#6
Quote by Jaydozer
as far as ascending runs of similar fashion through the pentatonic. I personally lift the fingers slightly and ascend in coordination. But I have seen players roll and bar on the patterns/phrases. Me personally, like you said, tends to make your playing less fluid. I have had that problem. What I did is practice the phrases slowly lifting the fingers lightly. This helped me as I would gradually get the speed up to what it needed to be. hope this helps you.


Rolling doesn't slow you down if anything it makes you faster you just have to practice the technique.. It's much easier to just roll your finger and get to the next note on the bottom string instead of lifting your fingers off lol!
#7
I personally wouldn't barre it, the idea of rolling it could work, but considering you're in a box position your hand should just naturally hover around there anyway so it's simple enough for you to just single out the notes, that'll stop them from ringing out where you don't want them
#8
It really depends on what kind of sound are going for. Barring allows more of a flow from the two notes on the 5th fret, whereas not barring will be more staccato. Partial barring on the B and E strings in that position is useful for phrases where you want to let the notes ring out more.

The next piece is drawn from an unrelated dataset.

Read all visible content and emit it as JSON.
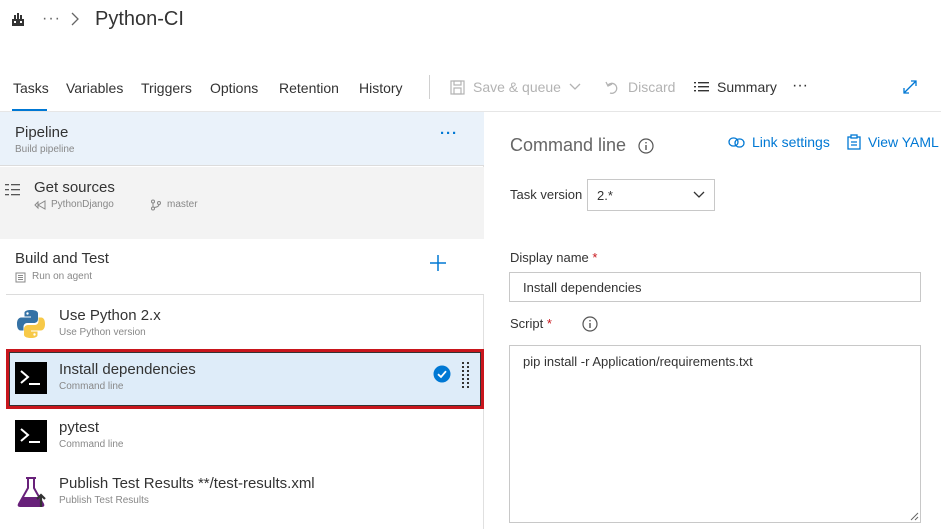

For some of the bluesy stuff it's a given. Watch a video of Stevie Ray Vaughan for an example of a player who uses that a lot.